1. Review the top 15 to 20 entries in and pick out 11 or 12 which haven't already been handled in the previous cycles and which seem most appropriate. Picking 11 or 12 will allow you to drop one or two if people don't respond to a particular one, etc.

  2. Determine (ask Ubuntu developers, tech leads, etc.) the most appropriate persons to respond to each of those
  3. Send inquiry/invitation to these developers, CC'ing the Tech board.

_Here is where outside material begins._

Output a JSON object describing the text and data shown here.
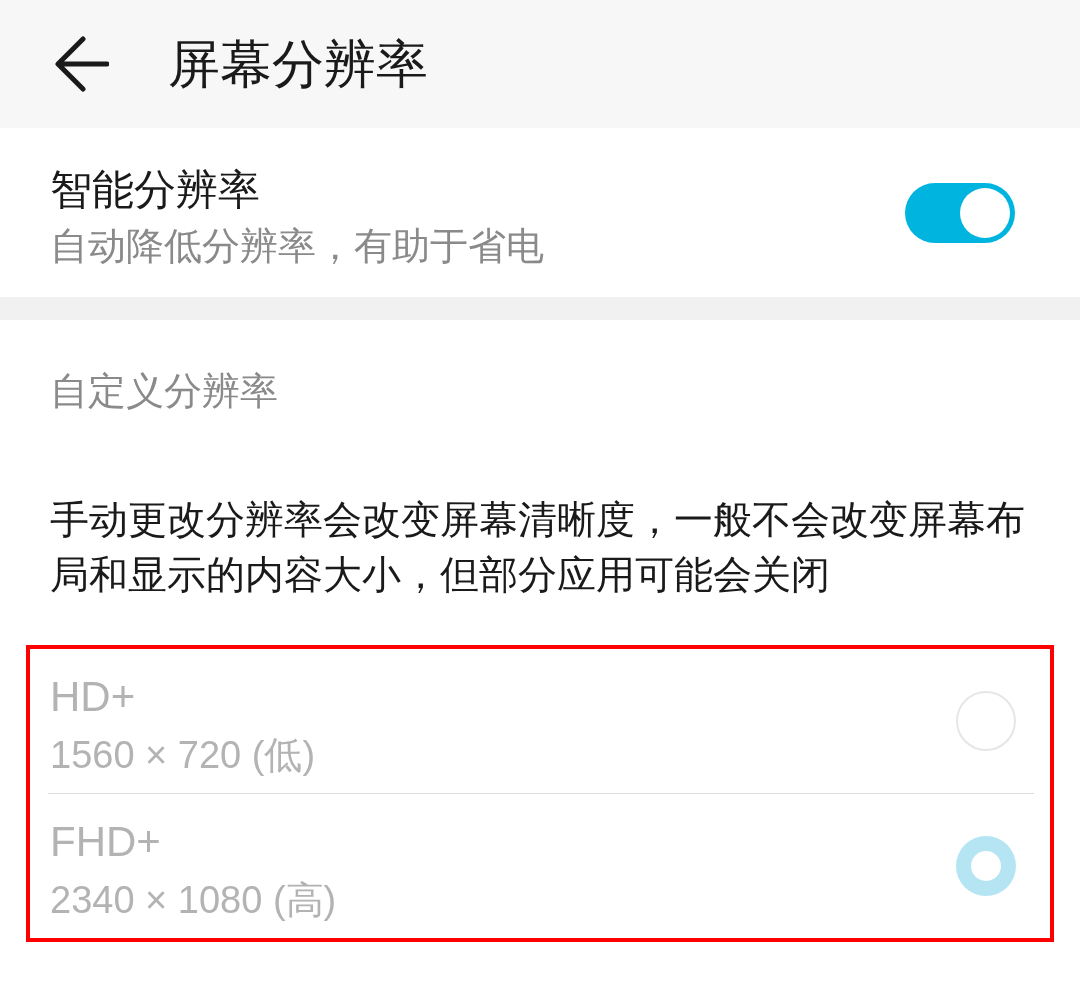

Template:
    Hello <NAME>,
    Once you've read the details below, please respond with an
    acknowledgement and let me know if you can participate.  The expected
    time investment should be about an hour over the next two weeks.
    The Ubuntu Technical Board has a regular program to respond to top voted
    topics on Ubuntu Brainstorm:
    The current review cycle is being tracked at
    Our goal is to improve our responsiveness to the questions, concerns
    and suggestions we receive from the user community.  Note that this
    does NOT mean that we will commit to following the suggestions, but we
    will evaluate and respond to them.  By explaining what we will (or
    won't) do and why, we will show that we are paying attention and
    trying to make good decisions on behalf of our users.
    The way the program works is that the Technical Board identifies
    people within the Ubuntu project who are knowledgeable in the specific
    topics proposed in Brainstorm, and asks each of them to write a short
    response to one topic.
    One of the most popular topics in brainstorm at present is [...]
    Since you are well versed in this area, we would appreciate if you could
    spend a short time reading the Brainstorm content about it and writing a
    few paragraphs.  You don't need to have all the answers, and I encourage
    you to ask for input from others who might have a view on the issue.
    This can be in the form of a detailed upstream bug report, a blog post,
    an email, or any other suitable format.  It shouldn't take more than an
    hour or two to complete.
    Our goal is to have everything ready for publication by the <DEADLINE>
     Can you confirm that you're willing and able to help with this?
    You can formulate your response as you see fit, but make sure that the
    tone is sympathetic.  Many of the comments in Brainstorm take the form
    of demands or complaints: just treat these as if they were questions,
    and answer them politely.  Try to listen to the *need* behind the
    suggestion, not just the suggestion itself, and connect with your
    audience by telling a story about it.
    Here are some example formulas which might be helpful to you:
     * "It sounds like the problem described here is X.  We address that in
       Ubuntu today by doing A, B and C.  Maybe that's not working for
       everyone because of Y.  We could improve this by doing Z."
     * "I would love to see a new feature like that in Ubuntu.  It's
       consistent with the way other parts of Ubuntu work, and seems
       genuinely useful.  We're busy with some higher priority projects at
       the moment like X, but if someone is interested in writing a patch
       for this, I will help them get it into Ubuntu and upstream."
     * "This is a really hard problem without an easy solution.  It's
       complex because of X, Y and Z.  It will take some time for this to be
       completely solved, but here are a few projects we're working on which
       will make things better, bit by bit."
     * "That's an easy fix.  I've written a patch and uploaded it to
       Oneiric.  It will be in the 11.10 release!"
     * "That's a great idea, and we already thought of it!  Here's the
       blueprint, and here's how you can follow along as this gets
       implemented in Natty."
     * "I passed on your suggestion to the upstream developer of the
       software, and we had a conversation about it.  Here's what we
     * "This seems like a genuine problem, but I'm not sure that's the right
       solution, because of X and Y.  I asked our usability expert Jill
       about this, and here's what she suggested."
     * "I didn't understand what the problem was here, so I had a
       conversation on IRC with Jamie, who submitted this topic to
       Brainstorm to understand better.  Here's how it went:
       In the end, we both decided that the best course of action is X."
    If you have any further questions about what is expected here, please
    let me know.
    Thank you in advance!
    pp. Ubuntu Technical Board
  4. Keep track of confirmations and responses, and follow up with people. It's best to keep a table for this which tracks the brainstorm URLs, the designated developer, the dates of "confirmed" and "replied", and the URL of the response.
  5. At the deadline, do a blog post and/or ubuntu-devel-announce@ summary with a summary of each brainstorm idea and the response, linking to the idea and response. See the three previous rounds in above email template for examples.

Previous reviews

TechnicalBoard/BrainstormReview (last edited 2012-12-11 07:20:32 by pitti)